These kids broke my heart. Many eat one one meal a day, some have no shoes, no parents, and no electricity. They walk several miles to school and several more to fetch water. Some work in a quarry after school. They are now learning how to farm organically, which helps raise incomes dramatically in this part of the country.
A Truck of Sugar
With lots of U.S. help, industrial ag has taken over Bolivia's eastern lowlands. We drove for hours and saw nothing but sugarcane, deforested land, pesticide ads, and very eroded, extremely poor soil. Here's a truck bringing a load of sugar cane to the refinery. The refinery, by the way, smelled AWFUL and caused some fish kills in the area. Yuck!
The Cutest Climate Refugees
Indigenous Bolivians time the birth of their lambs with the onset of the rainy season so the lactating mama sheep will have lots of lush grazing. Only now the rains come 2 months late and there are now unseasonable freezes, hail, and floods too.
A Zapatista mural in Chiapas, Mexico. Think they like corn enough?

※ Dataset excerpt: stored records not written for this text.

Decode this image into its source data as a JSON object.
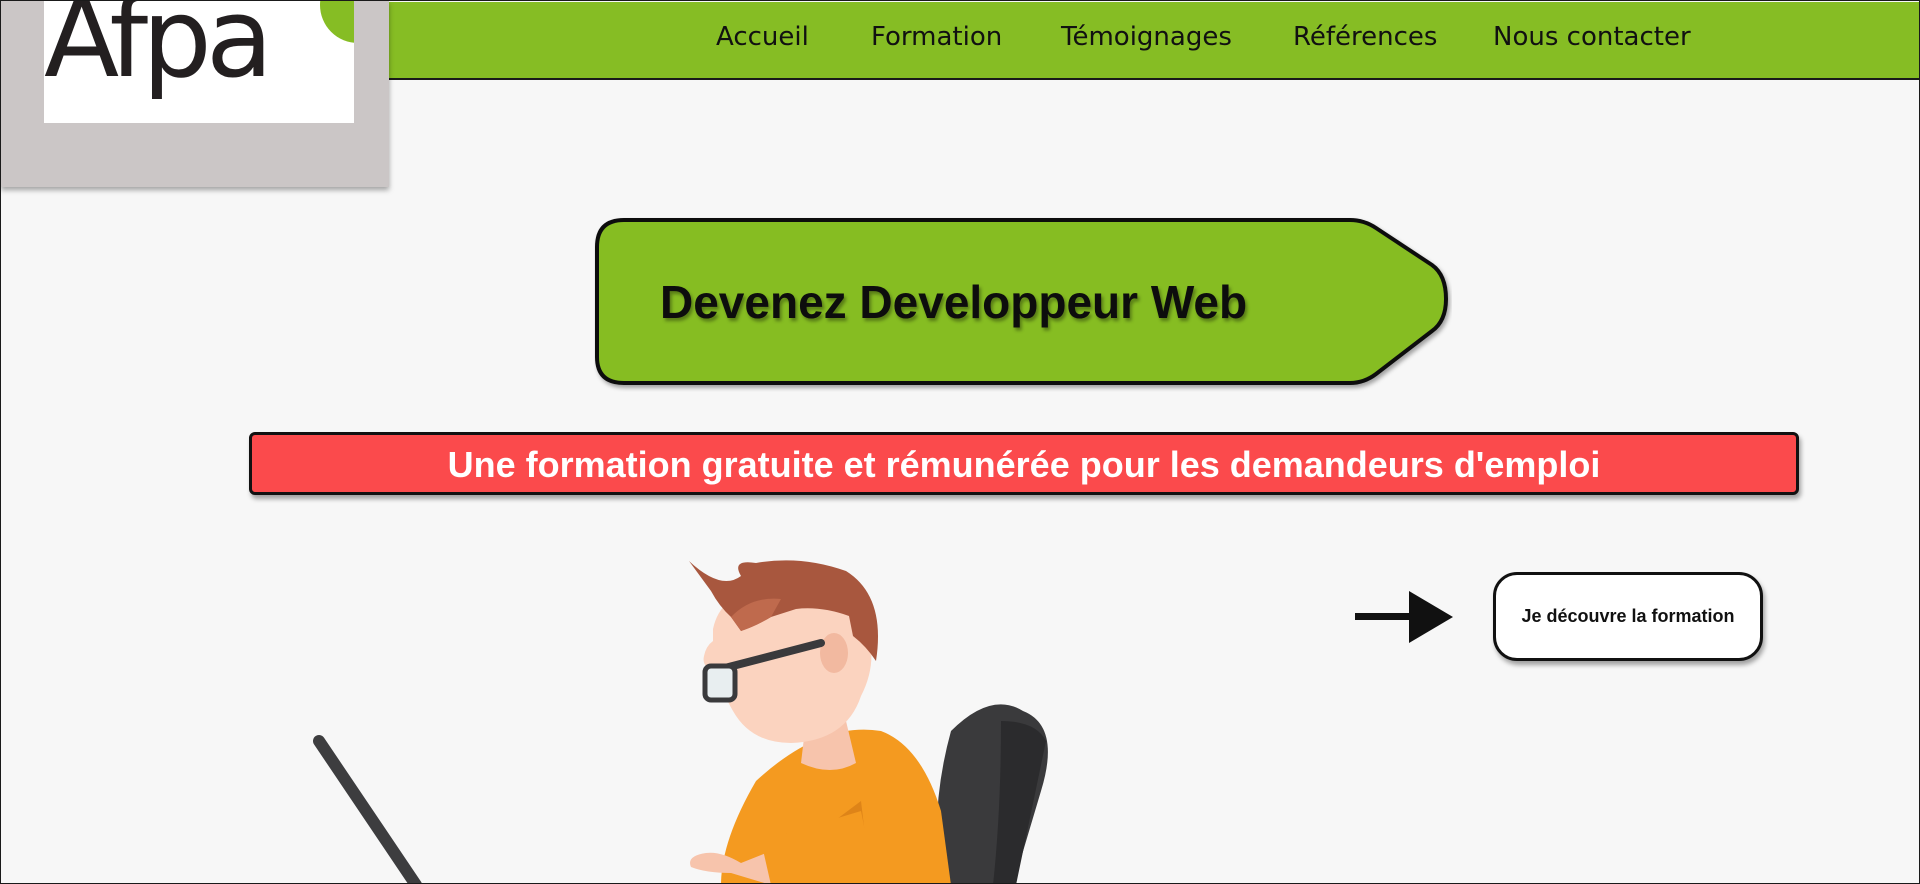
{
  "logo": {
    "text": "Afpa"
  },
  "nav": {
    "items": [
      {
        "label": "Accueil"
      },
      {
        "label": "Formation"
      },
      {
        "label": "Témoignages"
      },
      {
        "label": "Références"
      },
      {
        "label": "Nous contacter"
      }
    ]
  },
  "hero": {
    "title": "Devenez Developpeur Web",
    "subtitle": "Une formation gratuite et rémunérée pour les demandeurs d'emploi",
    "cta_label": "Je découvre la formation"
  },
  "colors": {
    "brand_green": "#86bd24",
    "banner_red": "#fb4a4c",
    "logo_panel": "#cbc6c6",
    "background": "#f7f7f7"
  },
  "icons": {
    "arrow": "arrow-right-icon",
    "illustration": "developer-illustration"
  }
}
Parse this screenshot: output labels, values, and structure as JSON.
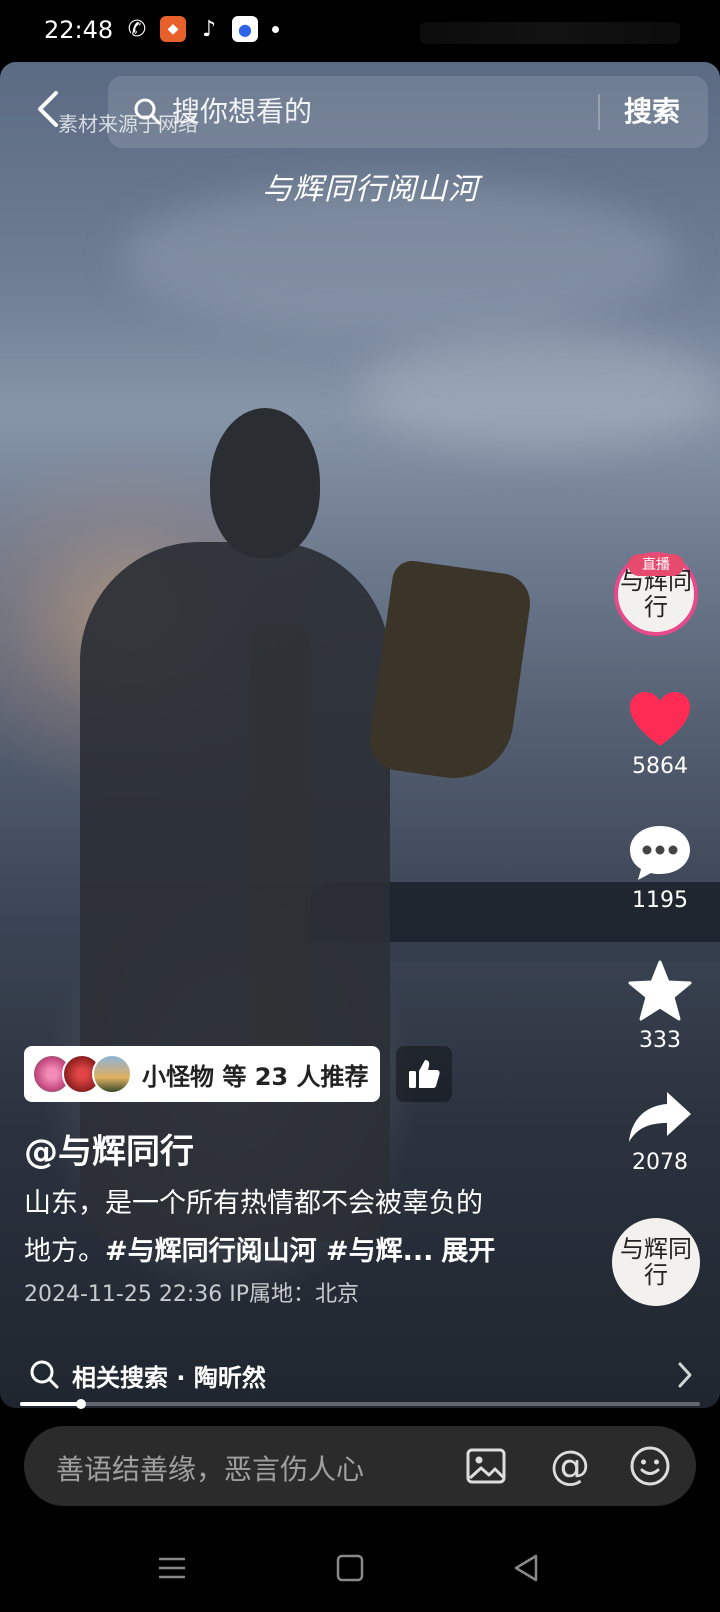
{
  "status_bar": {
    "time": "22:48",
    "icons": [
      "wechat-icon",
      "app-icon",
      "tiktok-icon",
      "baidu-icon"
    ]
  },
  "header": {
    "source_note": "素材来源于网络",
    "search_placeholder": "搜你想看的",
    "search_button": "搜索"
  },
  "video": {
    "watermark": "与辉同行阅山河"
  },
  "right_rail": {
    "live_badge": "直播",
    "avatar_text": "与辉同行",
    "likes": "5864",
    "comments": "1195",
    "favorites": "333",
    "shares": "2078"
  },
  "recommend": {
    "text": "小怪物 等 23 人推荐"
  },
  "post": {
    "author": "@与辉同行",
    "desc_line1": "山东，是一个所有热情都不会被辜负的",
    "desc_line2_plain": "地方。",
    "desc_tags": "#与辉同行阅山河 #与辉...",
    "expand": "展开",
    "meta": "2024-11-25 22:36  IP属地：北京"
  },
  "related": {
    "text": "相关搜索 · 陶昕然"
  },
  "progress": {
    "fraction": 0.09
  },
  "comment_bar": {
    "placeholder": "善语结善缘，恶言伤人心",
    "at_symbol": "@"
  },
  "colors": {
    "like": "#fe2c55",
    "live_ring": "#e64a8a"
  }
}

This traditional Maasai woman sits in her hut made of sticks and cow dung. The Maasai culture and lifestyle are changing rapidly, thanks to the climate crisis, neoliberal economics, and land use changes.
Get Rich by Going Organic
This couple in central Kenya showed me their organic farm and told me how they are making more money than ever since they went organic. I wrote about them here: http://www.latitudenews.com/story/kenya-grow-biointensive/
An endangered species of giraffe at the Giraffe Center in Nairobi, Kenya
An elephant at the baby elephant orphanage in Nairobi, Kenya. Poaching is, in many ways, a food security issue. When rural Africans have enough to eat, they don't need to poach to feed their families.